Available in sizes small to 2x, the Bosch heated jackets are available from Amazon and other online retailers, Home Depot, and Lowes. Prices range from about $100 for the hoodie to about $200 for the soft shell with a battery and charger included.
Available for men and women, the Craftsman Heated Jacket is powered by the Nextec 12v battery and can provide continuous heat for up to five hours on its lowest setting. Like the others, mobile devices can be charged via the battery adapter’s integrated USB port. The battery is also compact—like the Milwaukee and Bosch heated jackets—and stows away in an inside front pocket.
The Craftsman jacket has five heating zones—more than most of the competition—located in the chest, back, and pockets. Heat output is adjusted just like all but the DEWALT—via a push-button just above the front breast of the jacket. Unlike the others, the Craftsman heated jacket has four heat settings: low, medium, high, and max. The max setting provides 25% more heat for up to 30 minutes, which is designed to warm you up faster in extreme conditions.

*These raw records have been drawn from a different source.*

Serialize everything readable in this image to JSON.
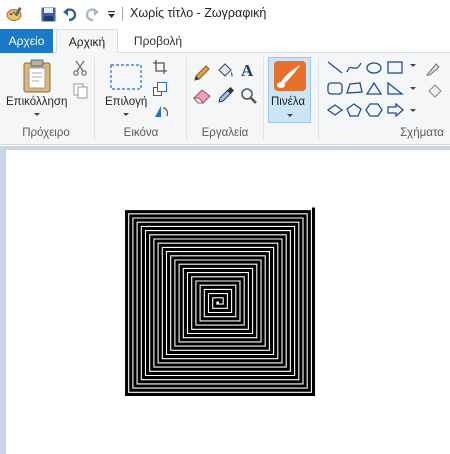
{
  "window": {
    "title": "Χωρίς τίτλο - Ζωγραφική"
  },
  "quick_access": {
    "app_icon": "paint-palette-icon",
    "save_icon": "save-icon",
    "undo_icon": "undo-icon",
    "redo_icon": "redo-icon",
    "customize_icon": "customize-dropdown-icon"
  },
  "tabs": {
    "file": "Αρχείο",
    "home": "Αρχική",
    "view": "Προβολή"
  },
  "ribbon": {
    "clipboard": {
      "paste_label": "Επικόλληση",
      "group_label": "Πρόχειρο"
    },
    "image": {
      "select_label": "Επιλογή",
      "group_label": "Εικόνα"
    },
    "tools": {
      "group_label": "Εργαλεία"
    },
    "brushes": {
      "label": "Πινέλα"
    },
    "shapes": {
      "group_label": "Σχήματα"
    }
  },
  "colors": {
    "accent": "#1979ca",
    "ribbon_bg": "#f5f6f7",
    "canvas_bg": "#c9d6e6",
    "selected_bg": "#cce4f7"
  }
}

The outer shell of the Craftsman heated jacket is made from a wind and water-resistant mid-weight fleece and is machine washable, as the Milwaukee M12. The men’s model has a foldable velcro collar so it can fully cover your neck or even lower face, or not. The women’s model has thumb holes, too—a unique feature not found on any of the other jackets I looked into. Like some of the others, the Craftsman heated jacket has cable routing holes to keep mobile devices and their cables under the jacket.
The Craftsman heated jacket is available from Sears, KMart, and Ace Hardware for around $180 and includes one battery and charger.
Here’s a video tour of the Craftsman heated jacket:
So there you have it—some cool… er… warm cordless heated jackets to help keep you warm this winter. Me personally? I’m going with the Milwaukee M12. I absolutely want my jacket to be machine washable and I like the much more compact M12 battery.
What say you?